═══ Data for processing ═══
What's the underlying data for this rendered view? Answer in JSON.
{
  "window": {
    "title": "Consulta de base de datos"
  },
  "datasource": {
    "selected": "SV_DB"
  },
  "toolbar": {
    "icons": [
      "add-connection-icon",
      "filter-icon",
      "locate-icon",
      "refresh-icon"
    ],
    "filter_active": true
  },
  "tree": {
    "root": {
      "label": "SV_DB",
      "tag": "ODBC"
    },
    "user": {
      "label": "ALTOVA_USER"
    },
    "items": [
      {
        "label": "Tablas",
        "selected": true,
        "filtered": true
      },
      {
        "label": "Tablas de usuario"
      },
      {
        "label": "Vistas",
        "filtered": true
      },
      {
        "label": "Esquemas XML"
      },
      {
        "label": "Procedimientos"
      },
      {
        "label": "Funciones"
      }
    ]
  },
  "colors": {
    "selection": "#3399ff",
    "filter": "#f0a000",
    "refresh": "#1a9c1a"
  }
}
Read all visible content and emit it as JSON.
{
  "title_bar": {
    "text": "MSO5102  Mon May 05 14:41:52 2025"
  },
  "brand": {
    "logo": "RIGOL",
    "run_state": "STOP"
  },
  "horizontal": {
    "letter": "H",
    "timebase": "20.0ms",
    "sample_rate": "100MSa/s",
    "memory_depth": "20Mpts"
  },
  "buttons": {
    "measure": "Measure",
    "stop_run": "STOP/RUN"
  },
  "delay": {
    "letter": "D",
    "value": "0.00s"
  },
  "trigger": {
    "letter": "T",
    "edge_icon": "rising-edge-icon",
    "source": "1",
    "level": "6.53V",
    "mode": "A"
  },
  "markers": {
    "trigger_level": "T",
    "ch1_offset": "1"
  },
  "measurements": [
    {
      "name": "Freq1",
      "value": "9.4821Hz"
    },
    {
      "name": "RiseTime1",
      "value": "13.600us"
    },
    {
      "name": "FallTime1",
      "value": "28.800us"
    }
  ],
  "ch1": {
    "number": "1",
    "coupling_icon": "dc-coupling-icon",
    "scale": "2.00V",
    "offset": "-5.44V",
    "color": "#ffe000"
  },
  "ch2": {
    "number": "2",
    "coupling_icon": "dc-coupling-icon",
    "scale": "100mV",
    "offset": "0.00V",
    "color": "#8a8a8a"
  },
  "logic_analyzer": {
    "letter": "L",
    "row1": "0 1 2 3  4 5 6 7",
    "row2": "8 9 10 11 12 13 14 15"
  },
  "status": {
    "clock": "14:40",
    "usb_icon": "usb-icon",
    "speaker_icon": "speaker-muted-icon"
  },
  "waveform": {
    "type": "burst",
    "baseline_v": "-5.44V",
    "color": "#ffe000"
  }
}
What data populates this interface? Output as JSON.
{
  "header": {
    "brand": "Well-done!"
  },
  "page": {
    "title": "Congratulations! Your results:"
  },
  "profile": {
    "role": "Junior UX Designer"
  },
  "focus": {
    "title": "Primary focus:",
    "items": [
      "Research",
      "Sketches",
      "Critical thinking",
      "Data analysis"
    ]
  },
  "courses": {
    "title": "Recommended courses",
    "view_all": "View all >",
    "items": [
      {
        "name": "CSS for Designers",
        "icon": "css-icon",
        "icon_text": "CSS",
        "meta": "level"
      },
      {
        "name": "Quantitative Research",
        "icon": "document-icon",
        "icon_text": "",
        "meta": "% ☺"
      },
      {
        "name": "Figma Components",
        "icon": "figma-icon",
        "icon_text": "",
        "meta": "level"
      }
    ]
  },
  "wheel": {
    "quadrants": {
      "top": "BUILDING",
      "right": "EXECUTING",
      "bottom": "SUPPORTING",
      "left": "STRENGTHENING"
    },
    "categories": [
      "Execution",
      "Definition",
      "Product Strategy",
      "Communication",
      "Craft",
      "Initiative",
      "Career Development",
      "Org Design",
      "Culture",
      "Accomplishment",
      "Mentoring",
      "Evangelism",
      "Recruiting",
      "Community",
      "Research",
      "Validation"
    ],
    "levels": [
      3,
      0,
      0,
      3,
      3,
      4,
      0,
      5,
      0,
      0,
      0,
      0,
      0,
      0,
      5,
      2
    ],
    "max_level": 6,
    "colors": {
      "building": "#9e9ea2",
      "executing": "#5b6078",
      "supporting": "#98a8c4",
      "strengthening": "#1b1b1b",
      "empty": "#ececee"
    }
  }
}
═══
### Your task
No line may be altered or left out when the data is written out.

### Solved exercise
What's the underlying data for this rendered view? Answer in JSON.
{
  "window": {
    "title": "Consulta de base de datos"
  },
  "datasource": {
    "selected": "SV_DB"
  },
  "toolbar": {
    "icons": [
      "add-connection-icon",
      "filter-icon",
      "locate-icon",
      "refresh-icon"
    ],
    "filter_active": true
  },
  "tree": {
    "root": {
      "label": "SV_DB",
      "tag": "ODBC"
    },
    "user": {
      "label": "ALTOVA_USER"
    },
    "items": [
      {
        "label": "Tablas",
        "selected": true,
        "filtered": true
      },
      {
        "label": "Tablas de usuario"
      },
      {
        "label": "Vistas",
        "filtered": true
      },
      {
        "label": "Esquemas XML"
      },
      {
        "label": "Procedimientos"
      },
      {
        "label": "Funciones"
      }
    ]
  },
  "colors": {
    "selection": "#3399ff",
    "filter": "#f0a000",
    "refresh": "#1a9c1a"
  }
}
Read all visible content and emit it as JSON.
{
  "title_bar": {
    "text": "MSO5102  Mon May 05 14:41:52 2025"
  },
  "brand": {
    "logo": "RIGOL",
    "run_state": "STOP"
  },
  "horizontal": {
    "letter": "H",
    "timebase": "20.0ms",
    "sample_rate": "100MSa/s",
    "memory_depth": "20Mpts"
  },
  "buttons": {
    "measure": "Measure",
    "stop_run": "STOP/RUN"
  },
  "delay": {
    "letter": "D",
    "value": "0.00s"
  },
  "trigger": {
    "letter": "T",
    "edge_icon": "rising-edge-icon",
    "source": "1",
    "level": "6.53V",
    "mode": "A"
  },
  "markers": {
    "trigger_level": "T",
    "ch1_offset": "1"
  },
  "measurements": [
    {
      "name": "Freq1",
      "value": "9.4821Hz"
    },
    {
      "name": "RiseTime1",
      "value": "13.600us"
    },
    {
      "name": "FallTime1",
      "value": "28.800us"
    }
  ],
  "ch1": {
    "number": "1",
    "coupling_icon": "dc-coupling-icon",
    "scale": "2.00V",
    "offset": "-5.44V",
    "color": "#ffe000"
  },
  "ch2": {
    "number": "2",
    "coupling_icon": "dc-coupling-icon",
    "scale": "100mV",
    "offset": "0.00V",
    "color": "#8a8a8a"
  },
  "logic_analyzer": {
    "letter": "L",
    "row1": "0 1 2 3  4 5 6 7",
    "row2": "8 9 10 11 12 13 14 15"
  },
  "status": {
    "clock": "14:40",
    "usb_icon": "usb-icon",
    "speaker_icon": "speaker-muted-icon"
  },
  "waveform": {
    "type": "burst",
    "baseline_v": "-5.44V",
    "color": "#ffe000"
  }
}
What data populates this interface? Output as JSON.
{
  "header": {
    "brand": "Well-done!"
  },
  "page": {
    "title": "Congratulations! Your results:"
  },
  "profile": {
    "role": "Junior UX Designer"
  },
  "focus": {
    "title": "Primary focus:",
    "items": [
      "Research",
      "Sketches",
      "Critical thinking",
      "Data analysis"
    ]
  },
  "courses": {
    "title": "Recommended courses",
    "view_all": "View all >",
    "items": [
      {
        "name": "CSS for Designers",
        "icon": "css-icon",
        "icon_text": "CSS",
        "meta": "level"
      },
      {
        "name": "Quantitative Research",
        "icon": "document-icon",
        "icon_text": "",
        "meta": "% ☺"
      },
      {
        "name": "Figma Components",
        "icon": "figma-icon",
        "icon_text": "",
        "meta": "level"
      }
    ]
  },
  "wheel": {
    "quadrants": {
      "top": "BUILDING",
      "right": "EXECUTING",
      "bottom": "SUPPORTING",
      "left": "STRENGTHENING"
    },
    "categories": [
      "Execution",
      "Definition",
      "Product Strategy",
      "Communication",
      "Craft",
      "Initiative",
      "Career Development",
      "Org Design",
      "Culture",
      "Accomplishment",
      "Mentoring",
      "Evangelism",
      "Recruiting",
      "Community",
      "Research",
      "Validation"
    ],
    "levels": [
      3,
      0,
      0,
      3,
      3,
      4,
      0,
      5,
      0,
      0,
      0,
      0,
      0,
      0,
      5,
      2
    ],
    "max_level": 6,
    "colors": {
      "building": "#9e9ea2",
      "executing": "#5b6078",
      "supporting": "#98a8c4",
      "strengthening": "#1b1b1b",
      "empty": "#ececee"
    }
  }
}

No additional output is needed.